Chuck Liddell is a UFC Hall of Famer with a career MMA record of 21-8 (13 KOs) and, for a long time, was the UFC’s main draw. Fans loved to watch Liddell throw haymakers and knock people out cold. His career fizzled a bit at the end with “The Iceman” losing five of his last six bouts, but it hardly diminishes the amazing string of wins he had as UFC light heavyweight champion. Sadly, that fighting prowess didn’t exactly carry over to his acting skills. He’s recently (and forgettably) played himself in several TV series including Hawaii Five-O, Entourage and Blue MountainState and he’s played characters just as forgettable in films like How High, Cradle 2 the Grave, Bachelor Party Vegas and Drillbit Taylor. Now entrenched as vice president of business development for the UFC, we hope Liddell will focus on staying behind the desk and less on being in front of the camera.

Courtesy of HBO | Licensed to Alpha Media Group 2012

Mike Tyson

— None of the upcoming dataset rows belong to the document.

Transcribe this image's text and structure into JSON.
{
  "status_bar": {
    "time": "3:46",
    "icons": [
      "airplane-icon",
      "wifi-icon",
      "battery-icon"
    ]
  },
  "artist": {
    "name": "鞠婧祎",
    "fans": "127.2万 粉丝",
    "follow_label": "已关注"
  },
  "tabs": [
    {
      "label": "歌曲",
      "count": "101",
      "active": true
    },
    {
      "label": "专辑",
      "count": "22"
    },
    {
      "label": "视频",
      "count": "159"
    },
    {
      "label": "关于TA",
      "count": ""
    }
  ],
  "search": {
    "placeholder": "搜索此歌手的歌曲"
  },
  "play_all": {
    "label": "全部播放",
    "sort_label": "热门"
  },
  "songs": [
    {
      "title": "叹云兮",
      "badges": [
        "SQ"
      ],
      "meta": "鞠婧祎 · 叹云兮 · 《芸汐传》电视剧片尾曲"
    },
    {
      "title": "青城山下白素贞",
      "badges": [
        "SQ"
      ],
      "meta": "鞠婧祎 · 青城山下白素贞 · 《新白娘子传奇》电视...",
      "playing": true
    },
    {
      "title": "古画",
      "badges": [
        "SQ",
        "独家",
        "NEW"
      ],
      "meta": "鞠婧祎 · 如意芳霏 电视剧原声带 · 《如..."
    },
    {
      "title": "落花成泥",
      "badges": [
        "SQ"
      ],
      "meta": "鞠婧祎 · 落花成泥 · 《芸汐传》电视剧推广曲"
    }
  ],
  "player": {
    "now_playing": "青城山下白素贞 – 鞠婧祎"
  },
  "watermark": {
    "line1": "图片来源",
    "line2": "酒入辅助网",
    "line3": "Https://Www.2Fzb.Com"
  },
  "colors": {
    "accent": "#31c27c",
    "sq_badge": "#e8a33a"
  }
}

“Iron” Mike Tyson is arguably the second most famous boxer of all time, right behind Muhammad Ali. During the late 1980s and very early 1990s, “Kid Dynamite” was the boxing star that nearly everyone in the world wanted to see fight. A former undisputed heavyweight champion of the world, Tyson holds the record for being the youngest boxer to win the IBF, WBC and WBA heavyweight titles. He didn’t just beat his opponents – he destroyed them. He won his first 19 professional fights by knockout (12 of them in the first round) en route to a 50-6 (two no contests) career record, and is credited with being one of the best heavyweight boxers of all time. It’s a shame that his controversial lifestyle and criminal behavior tarnished his legacy, but it also doesn’t help that Tyson decided to try his hand at acting. He’s not only a bad actor, but he’s bad at playing himself in films like Black and White, Crocodile Dundee in Los Angeles, MADtv and The Hangover. If you can, try to remember “Kid Dynamite” as that ferocious young boxer that nearly knocked his opponents’ heads off in a matter of minutes…not the dude whose appearance in The Hangover Part II was equally as uncomfortable as Ed Helms getting railed by a tranny stripper.

Courtesy of Warner Bros. Pictures | Licensed to Alpha Media Group 2012


Find out how Gina Carano landed her breakout role in this making-of-the-movie clip. And don’t forget to check out Haywire, out on DVD, Blu-ray, digital download and On Demand now!